# [What needs to be done]
What the answer must contain is every line of the records, exactly, with no pictures.

(Material for the task)

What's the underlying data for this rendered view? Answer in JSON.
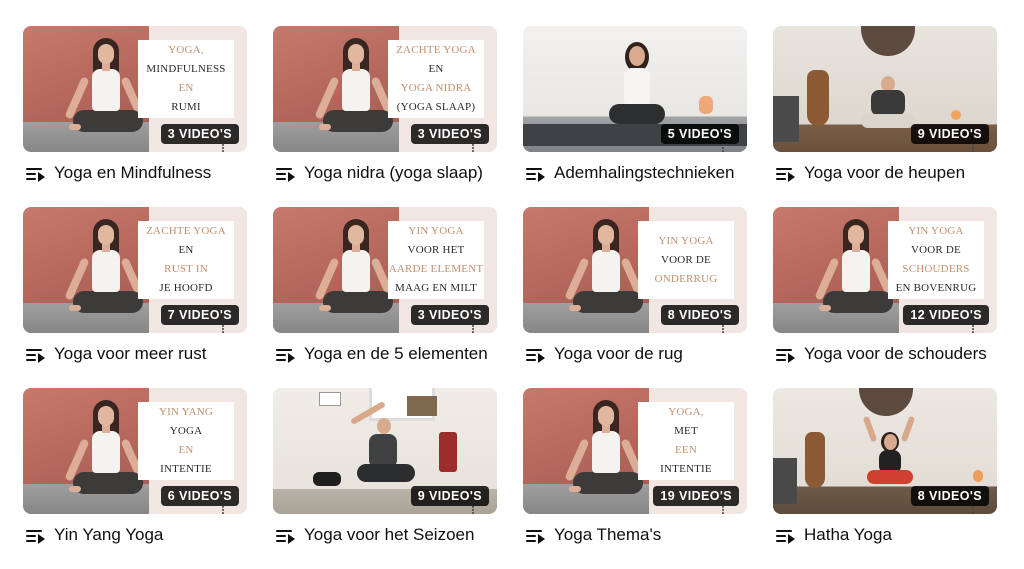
{
  "playlists": [
    {
      "title": "Yoga en Mindfulness",
      "count": "3 VIDEO'S",
      "style": "poster",
      "lines": [
        [
          "YOGA,",
          "accent"
        ],
        [
          "MINDFULNESS",
          "dark"
        ],
        [
          "EN",
          "accent"
        ],
        [
          "RUMI",
          "dark"
        ]
      ]
    },
    {
      "title": "Yoga nidra (yoga slaap)",
      "count": "3 VIDEO'S",
      "style": "poster",
      "lines": [
        [
          "ZACHTE YOGA",
          "accent"
        ],
        [
          "EN",
          "dark"
        ],
        [
          "YOGA NIDRA",
          "accent"
        ],
        [
          "(YOGA SLAAP)",
          "dark"
        ]
      ]
    },
    {
      "title": "Ademhalingstechnieken",
      "count": "5 VIDEO'S",
      "style": "photo1",
      "lines": []
    },
    {
      "title": "Yoga voor de heupen",
      "count": "9 VIDEO'S",
      "style": "photo2",
      "lines": []
    },
    {
      "title": "Yoga voor meer rust",
      "count": "7 VIDEO'S",
      "style": "poster",
      "lines": [
        [
          "ZACHTE YOGA",
          "accent"
        ],
        [
          "EN",
          "dark"
        ],
        [
          "RUST IN",
          "accent"
        ],
        [
          "JE HOOFD",
          "dark"
        ]
      ]
    },
    {
      "title": "Yoga en de 5 elementen",
      "count": "3 VIDEO'S",
      "style": "poster",
      "lines": [
        [
          "YIN YOGA",
          "accent"
        ],
        [
          "VOOR HET",
          "dark"
        ],
        [
          "AARDE ELEMENT",
          "accent"
        ],
        [
          "MAAG EN MILT",
          "dark"
        ]
      ]
    },
    {
      "title": "Yoga voor de rug",
      "count": "8 VIDEO'S",
      "style": "poster",
      "lines": [
        [
          "YIN YOGA",
          "accent"
        ],
        [
          "VOOR DE",
          "dark"
        ],
        [
          "ONDERRUG",
          "accent"
        ]
      ]
    },
    {
      "title": "Yoga voor de schouders",
      "count": "12 VIDEO'S",
      "style": "poster",
      "lines": [
        [
          "YIN YOGA",
          "accent"
        ],
        [
          "VOOR DE",
          "dark"
        ],
        [
          "SCHOUDERS",
          "accent"
        ],
        [
          "EN BOVENRUG",
          "dark"
        ]
      ]
    },
    {
      "title": "Yin Yang Yoga",
      "count": "6 VIDEO'S",
      "style": "poster",
      "lines": [
        [
          "YIN YANG",
          "accent"
        ],
        [
          "YOGA",
          "dark"
        ],
        [
          "EN",
          "accent"
        ],
        [
          "INTENTIE",
          "dark"
        ]
      ]
    },
    {
      "title": "Yoga voor het Seizoen",
      "count": "9 VIDEO'S",
      "style": "photo3",
      "lines": []
    },
    {
      "title": "Yoga Thema's",
      "count": "19 VIDEO'S",
      "style": "poster",
      "lines": [
        [
          "YOGA,",
          "accent"
        ],
        [
          "MET",
          "dark"
        ],
        [
          "EEN",
          "accent"
        ],
        [
          "INTENTIE",
          "dark"
        ]
      ]
    },
    {
      "title": "Hatha Yoga",
      "count": "8 VIDEO'S",
      "style": "photo4",
      "lines": []
    }
  ],
  "colors": {
    "accent": "#c2906f",
    "badge_bg": "#000000",
    "title": "#0f0f0f"
  },
  "icons": {
    "playlist": "playlist-play-icon",
    "more": "more-vert-icon"
  }
}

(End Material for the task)

# [Exercise response]
What's the underlying data for this rendered view? Answer in JSON.
{
  "playlists": [
    {
      "title": "Yoga en Mindfulness",
      "count": "3 VIDEO'S",
      "style": "poster",
      "lines": [
        [
          "YOGA,",
          "accent"
        ],
        [
          "MINDFULNESS",
          "dark"
        ],
        [
          "EN",
          "accent"
        ],
        [
          "RUMI",
          "dark"
        ]
      ]
    },
    {
      "title": "Yoga nidra (yoga slaap)",
      "count": "3 VIDEO'S",
      "style": "poster",
      "lines": [
        [
          "ZACHTE YOGA",
          "accent"
        ],
        [
          "EN",
          "dark"
        ],
        [
          "YOGA NIDRA",
          "accent"
        ],
        [
          "(YOGA SLAAP)",
          "dark"
        ]
      ]
    },
    {
      "title": "Ademhalingstechnieken",
      "count": "5 VIDEO'S",
      "style": "photo1",
      "lines": []
    },
    {
      "title": "Yoga voor de heupen",
      "count": "9 VIDEO'S",
      "style": "photo2",
      "lines": []
    },
    {
      "title": "Yoga voor meer rust",
      "count": "7 VIDEO'S",
      "style": "poster",
      "lines": [
        [
          "ZACHTE YOGA",
          "accent"
        ],
        [
          "EN",
          "dark"
        ],
        [
          "RUST IN",
          "accent"
        ],
        [
          "JE HOOFD",
          "dark"
        ]
      ]
    },
    {
      "title": "Yoga en de 5 elementen",
      "count": "3 VIDEO'S",
      "style": "poster",
      "lines": [
        [
          "YIN YOGA",
          "accent"
        ],
        [
          "VOOR HET",
          "dark"
        ],
        [
          "AARDE ELEMENT",
          "accent"
        ],
        [
          "MAAG EN MILT",
          "dark"
        ]
      ]
    },
    {
      "title": "Yoga voor de rug",
      "count": "8 VIDEO'S",
      "style": "poster",
      "lines": [
        [
          "YIN YOGA",
          "accent"
        ],
        [
          "VOOR DE",
          "dark"
        ],
        [
          "ONDERRUG",
          "accent"
        ]
      ]
    },
    {
      "title": "Yoga voor de schouders",
      "count": "12 VIDEO'S",
      "style": "poster",
      "lines": [
        [
          "YIN YOGA",
          "accent"
        ],
        [
          "VOOR DE",
          "dark"
        ],
        [
          "SCHOUDERS",
          "accent"
        ],
        [
          "EN BOVENRUG",
          "dark"
        ]
      ]
    },
    {
      "title": "Yin Yang Yoga",
      "count": "6 VIDEO'S",
      "style": "poster",
      "lines": [
        [
          "YIN YANG",
          "accent"
        ],
        [
          "YOGA",
          "dark"
        ],
        [
          "EN",
          "accent"
        ],
        [
          "INTENTIE",
          "dark"
        ]
      ]
    },
    {
      "title": "Yoga voor het Seizoen",
      "count": "9 VIDEO'S",
      "style": "photo3",
      "lines": []
    },
    {
      "title": "Yoga Thema's",
      "count": "19 VIDEO'S",
      "style": "poster",
      "lines": [
        [
          "YOGA,",
          "accent"
        ],
        [
          "MET",
          "dark"
        ],
        [
          "EEN",
          "accent"
        ],
        [
          "INTENTIE",
          "dark"
        ]
      ]
    },
    {
      "title": "Hatha Yoga",
      "count": "8 VIDEO'S",
      "style": "photo4",
      "lines": []
    }
  ],
  "colors": {
    "accent": "#c2906f",
    "badge_bg": "#000000",
    "title": "#0f0f0f"
  },
  "icons": {
    "playlist": "playlist-play-icon",
    "more": "more-vert-icon"
  }
}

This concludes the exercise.